The ruling coalition decided Dec. 14 to impose higher or new taxes on high-income employees, smokers and travelers in a plan that will add 280 billion yen (about $2.5 billion) in revenue a year.

The amount will rise to 340 billion yen if the Diet passes a revision bill to include another new tax.

Tax breaks will be offered to children who inherit companies, freelancers and employers that provide higher pay to their workers, according to the tax-reform plan of the Liberal Democratic Party and junior coalition partner Komeito.

An income tax hike is scheduled to start in January 2020 and is expected to increase the government’s revenue by 90 billion yen a year.

People subject to the income tax increase will be: about 2.3 million company employees and public servants whose annual income exceeds 8.5 million yen; about 200,000 people with an annual income, excluding pensions, topping 10 million yen; and about 3,000 people whose annual income from pension payments is more than 10 million yen.

Employees and public servants of households involved in child-rearing or nursing care will be exempt from the income tax increase.

The income tax will decrease for freelancers and others who do work for companies but are not officially on their payrolls.

The government is also expected to introduce a departure tax in January 2019 to collect 1,000 yen from people, including Japanese, when they depart from or leave Japan.

Revenue from this levy will be used to promote tourism.

In addition, a forest environment tax will begin in fiscal 2024. It will add 1,000 yen a year to residential taxes, which are paid to local governments. The revenue from the forest environment tax will be used for measures to protect forests.
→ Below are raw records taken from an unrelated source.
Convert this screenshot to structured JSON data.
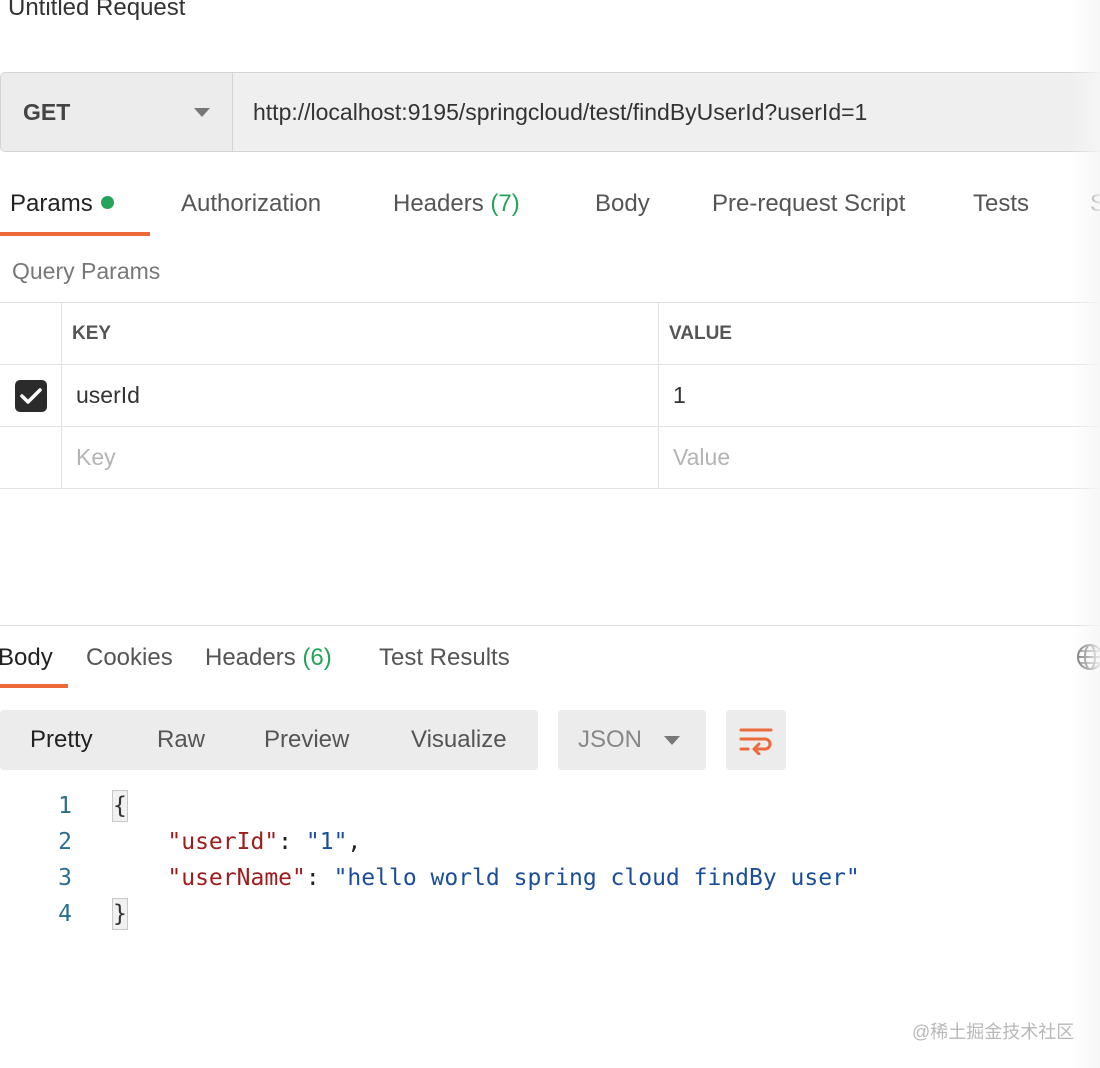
{
  "request": {
    "title": "Untitled Request",
    "method": "GET",
    "url": "http://localhost:9195/springcloud/test/findByUserId?userId=1"
  },
  "request_tabs": [
    {
      "label": "Params",
      "active": true,
      "has_dot": true
    },
    {
      "label": "Authorization"
    },
    {
      "label": "Headers",
      "count": "(7)"
    },
    {
      "label": "Body"
    },
    {
      "label": "Pre-request Script"
    },
    {
      "label": "Tests"
    },
    {
      "label": "S"
    }
  ],
  "query_params": {
    "label": "Query Params",
    "headers": {
      "key": "KEY",
      "value": "VALUE"
    },
    "rows": [
      {
        "checked": true,
        "key": "userId",
        "value": "1"
      }
    ],
    "placeholder": {
      "key": "Key",
      "value": "Value"
    }
  },
  "response_tabs": [
    {
      "label": "Body",
      "active": true
    },
    {
      "label": "Cookies"
    },
    {
      "label": "Headers",
      "count": "(6)"
    },
    {
      "label": "Test Results"
    }
  ],
  "response_format": {
    "modes": [
      "Pretty",
      "Raw",
      "Preview",
      "Visualize"
    ],
    "active_mode": "Pretty",
    "language": "JSON"
  },
  "response_body": {
    "line_numbers": [
      "1",
      "2",
      "3",
      "4"
    ],
    "open_brace": "{",
    "close_brace": "}",
    "fields": [
      {
        "key": "\"userId\"",
        "value": "\"1\"",
        "trailing": ","
      },
      {
        "key": "\"userName\"",
        "value": "\"hello world spring cloud findBy user\"",
        "trailing": ""
      }
    ]
  },
  "colors": {
    "accent": "#ee6a3a",
    "success": "#26a35a"
  },
  "watermark": "@稀土掘金技术社区"
}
The tobacco tax will be raised for the first time in eight years. From October 2018 to October 2021, the tax on one cigarette will be rise by 3 yen incrementally.
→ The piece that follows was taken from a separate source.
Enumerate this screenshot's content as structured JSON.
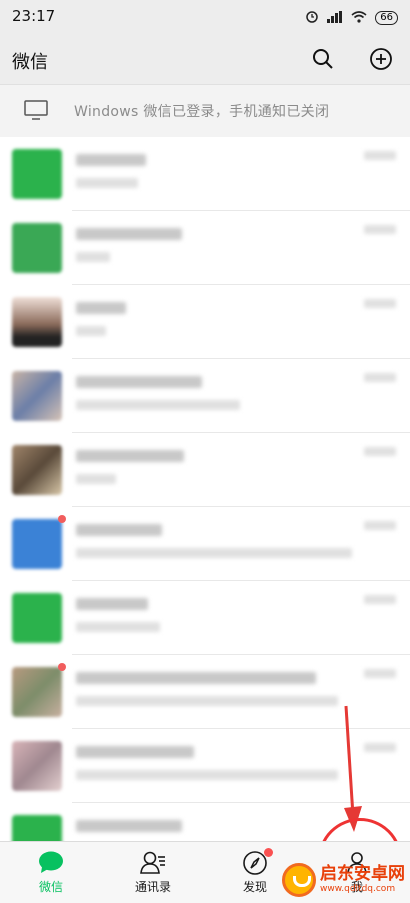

The inheritance tax rate will be reduced for people who inherit companies from their parents. The lower rate will be in effect for 10 years from January 2018, and it is designed to encourage more children to take over their parents’ small or middle-sized companies.

For three years from fiscal 2018, companies that raise wages or invest in plant and equipment significantly can receive corporate tax reductions.

The LDP has accelerated talks on tax reform since winning the Lower House election in October. The next national election is scheduled for summer 2019.

Although many companies are reporting strong business performances, wages have not increased as expected by the Abe administration.

Some critics have raised concerns that the tax hikes will have a negative impact on consumption, which is already sluggish.

(This article was written by Junichiro Nagasaki and Keiko Nannichi.)